=== Section Start ===

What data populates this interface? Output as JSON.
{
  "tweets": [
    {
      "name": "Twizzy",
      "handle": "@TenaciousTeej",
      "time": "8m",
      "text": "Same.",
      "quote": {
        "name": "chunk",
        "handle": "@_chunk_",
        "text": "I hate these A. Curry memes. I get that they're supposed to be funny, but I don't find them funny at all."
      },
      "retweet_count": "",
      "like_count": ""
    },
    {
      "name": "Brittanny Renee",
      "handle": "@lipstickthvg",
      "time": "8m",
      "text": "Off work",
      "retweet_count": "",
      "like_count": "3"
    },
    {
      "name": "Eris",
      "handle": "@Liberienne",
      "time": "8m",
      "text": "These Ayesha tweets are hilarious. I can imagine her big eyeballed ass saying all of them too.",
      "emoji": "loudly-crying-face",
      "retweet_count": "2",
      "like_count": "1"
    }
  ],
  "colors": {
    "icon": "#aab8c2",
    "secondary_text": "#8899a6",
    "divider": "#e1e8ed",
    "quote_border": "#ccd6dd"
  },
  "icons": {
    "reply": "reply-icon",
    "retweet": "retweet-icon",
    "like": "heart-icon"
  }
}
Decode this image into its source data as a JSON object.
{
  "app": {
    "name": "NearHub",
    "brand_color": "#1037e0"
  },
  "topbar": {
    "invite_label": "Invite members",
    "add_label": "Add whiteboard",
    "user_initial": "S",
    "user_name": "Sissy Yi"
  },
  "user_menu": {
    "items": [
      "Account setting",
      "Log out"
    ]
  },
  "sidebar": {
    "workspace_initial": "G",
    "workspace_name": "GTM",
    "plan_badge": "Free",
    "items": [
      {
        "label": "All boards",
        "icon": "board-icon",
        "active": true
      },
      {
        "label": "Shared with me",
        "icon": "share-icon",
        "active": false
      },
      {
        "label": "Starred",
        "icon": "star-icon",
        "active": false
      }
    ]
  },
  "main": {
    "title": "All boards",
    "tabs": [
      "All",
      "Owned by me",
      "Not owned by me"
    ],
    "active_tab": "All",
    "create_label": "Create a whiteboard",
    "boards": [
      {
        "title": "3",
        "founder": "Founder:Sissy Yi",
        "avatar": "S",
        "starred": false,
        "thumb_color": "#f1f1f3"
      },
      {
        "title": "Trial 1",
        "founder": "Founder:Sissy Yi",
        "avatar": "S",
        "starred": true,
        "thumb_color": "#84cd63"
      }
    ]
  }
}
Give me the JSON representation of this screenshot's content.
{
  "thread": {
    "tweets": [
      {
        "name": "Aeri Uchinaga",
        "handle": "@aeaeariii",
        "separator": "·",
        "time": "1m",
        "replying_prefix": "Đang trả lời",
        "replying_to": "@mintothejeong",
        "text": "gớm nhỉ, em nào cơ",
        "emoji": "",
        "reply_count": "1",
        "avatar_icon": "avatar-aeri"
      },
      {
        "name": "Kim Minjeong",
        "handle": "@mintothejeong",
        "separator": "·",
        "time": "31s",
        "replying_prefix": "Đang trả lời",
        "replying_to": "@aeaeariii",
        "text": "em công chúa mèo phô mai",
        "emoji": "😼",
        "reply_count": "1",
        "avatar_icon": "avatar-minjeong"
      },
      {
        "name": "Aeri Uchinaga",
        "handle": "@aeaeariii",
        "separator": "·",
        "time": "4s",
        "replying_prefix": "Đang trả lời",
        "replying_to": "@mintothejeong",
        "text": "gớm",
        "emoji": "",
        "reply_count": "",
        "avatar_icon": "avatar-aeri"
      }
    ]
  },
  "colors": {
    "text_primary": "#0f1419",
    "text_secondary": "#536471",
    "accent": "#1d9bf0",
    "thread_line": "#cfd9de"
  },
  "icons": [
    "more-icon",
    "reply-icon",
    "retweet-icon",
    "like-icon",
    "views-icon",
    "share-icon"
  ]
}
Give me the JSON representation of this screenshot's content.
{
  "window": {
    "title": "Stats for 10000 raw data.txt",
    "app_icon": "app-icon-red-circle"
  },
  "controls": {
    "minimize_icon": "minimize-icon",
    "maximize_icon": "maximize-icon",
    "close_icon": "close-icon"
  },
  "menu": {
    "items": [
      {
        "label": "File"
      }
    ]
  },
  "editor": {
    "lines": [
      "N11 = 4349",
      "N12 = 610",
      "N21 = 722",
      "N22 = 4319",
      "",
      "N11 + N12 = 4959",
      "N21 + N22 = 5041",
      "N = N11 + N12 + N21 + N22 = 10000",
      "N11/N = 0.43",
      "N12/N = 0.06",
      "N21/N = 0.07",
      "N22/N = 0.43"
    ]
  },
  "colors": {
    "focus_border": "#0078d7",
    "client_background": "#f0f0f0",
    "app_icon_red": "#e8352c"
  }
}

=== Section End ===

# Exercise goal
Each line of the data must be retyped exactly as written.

# Exercise answer
What data populates this interface? Output as JSON.
{
  "tweets": [
    {
      "name": "Twizzy",
      "handle": "@TenaciousTeej",
      "time": "8m",
      "text": "Same.",
      "quote": {
        "name": "chunk",
        "handle": "@_chunk_",
        "text": "I hate these A. Curry memes. I get that they're supposed to be funny, but I don't find them funny at all."
      },
      "retweet_count": "",
      "like_count": ""
    },
    {
      "name": "Brittanny Renee",
      "handle": "@lipstickthvg",
      "time": "8m",
      "text": "Off work",
      "retweet_count": "",
      "like_count": "3"
    },
    {
      "name": "Eris",
      "handle": "@Liberienne",
      "time": "8m",
      "text": "These Ayesha tweets are hilarious. I can imagine her big eyeballed ass saying all of them too.",
      "emoji": "loudly-crying-face",
      "retweet_count": "2",
      "like_count": "1"
    }
  ],
  "colors": {
    "icon": "#aab8c2",
    "secondary_text": "#8899a6",
    "divider": "#e1e8ed",
    "quote_border": "#ccd6dd"
  },
  "icons": {
    "reply": "reply-icon",
    "retweet": "retweet-icon",
    "like": "heart-icon"
  }
}
Decode this image into its source data as a JSON object.
{
  "app": {
    "name": "NearHub",
    "brand_color": "#1037e0"
  },
  "topbar": {
    "invite_label": "Invite members",
    "add_label": "Add whiteboard",
    "user_initial": "S",
    "user_name": "Sissy Yi"
  },
  "user_menu": {
    "items": [
      "Account setting",
      "Log out"
    ]
  },
  "sidebar": {
    "workspace_initial": "G",
    "workspace_name": "GTM",
    "plan_badge": "Free",
    "items": [
      {
        "label": "All boards",
        "icon": "board-icon",
        "active": true
      },
      {
        "label": "Shared with me",
        "icon": "share-icon",
        "active": false
      },
      {
        "label": "Starred",
        "icon": "star-icon",
        "active": false
      }
    ]
  },
  "main": {
    "title": "All boards",
    "tabs": [
      "All",
      "Owned by me",
      "Not owned by me"
    ],
    "active_tab": "All",
    "create_label": "Create a whiteboard",
    "boards": [
      {
        "title": "3",
        "founder": "Founder:Sissy Yi",
        "avatar": "S",
        "starred": false,
        "thumb_color": "#f1f1f3"
      },
      {
        "title": "Trial 1",
        "founder": "Founder:Sissy Yi",
        "avatar": "S",
        "starred": true,
        "thumb_color": "#84cd63"
      }
    ]
  }
}
Give me the JSON representation of this screenshot's content.
{
  "thread": {
    "tweets": [
      {
        "name": "Aeri Uchinaga",
        "handle": "@aeaeariii",
        "separator": "·",
        "time": "1m",
        "replying_prefix": "Đang trả lời",
        "replying_to": "@mintothejeong",
        "text": "gớm nhỉ, em nào cơ",
        "emoji": "",
        "reply_count": "1",
        "avatar_icon": "avatar-aeri"
      },
      {
        "name": "Kim Minjeong",
        "handle": "@mintothejeong",
        "separator": "·",
        "time": "31s",
        "replying_prefix": "Đang trả lời",
        "replying_to": "@aeaeariii",
        "text": "em công chúa mèo phô mai",
        "emoji": "😼",
        "reply_count": "1",
        "avatar_icon": "avatar-minjeong"
      },
      {
        "name": "Aeri Uchinaga",
        "handle": "@aeaeariii",
        "separator": "·",
        "time": "4s",
        "replying_prefix": "Đang trả lời",
        "replying_to": "@mintothejeong",
        "text": "gớm",
        "emoji": "",
        "reply_count": "",
        "avatar_icon": "avatar-aeri"
      }
    ]
  },
  "colors": {
    "text_primary": "#0f1419",
    "text_secondary": "#536471",
    "accent": "#1d9bf0",
    "thread_line": "#cfd9de"
  },
  "icons": [
    "more-icon",
    "reply-icon",
    "retweet-icon",
    "like-icon",
    "views-icon",
    "share-icon"
  ]
}
Give me the JSON representation of this screenshot's content.
{
  "window": {
    "title": "Stats for 10000 raw data.txt",
    "app_icon": "app-icon-red-circle"
  },
  "controls": {
    "minimize_icon": "minimize-icon",
    "maximize_icon": "maximize-icon",
    "close_icon": "close-icon"
  },
  "menu": {
    "items": [
      {
        "label": "File"
      }
    ]
  },
  "editor": {
    "lines": [
      "N11 = 4349",
      "N12 = 610",
      "N21 = 722",
      "N22 = 4319",
      "",
      "N11 + N12 = 4959",
      "N21 + N22 = 5041",
      "N = N11 + N12 + N21 + N22 = 10000",
      "N11/N = 0.43",
      "N12/N = 0.06",
      "N21/N = 0.07",
      "N22/N = 0.43"
    ]
  },
  "colors": {
    "focus_border": "#0078d7",
    "client_background": "#f0f0f0",
    "app_icon_red": "#e8352c"
  }
}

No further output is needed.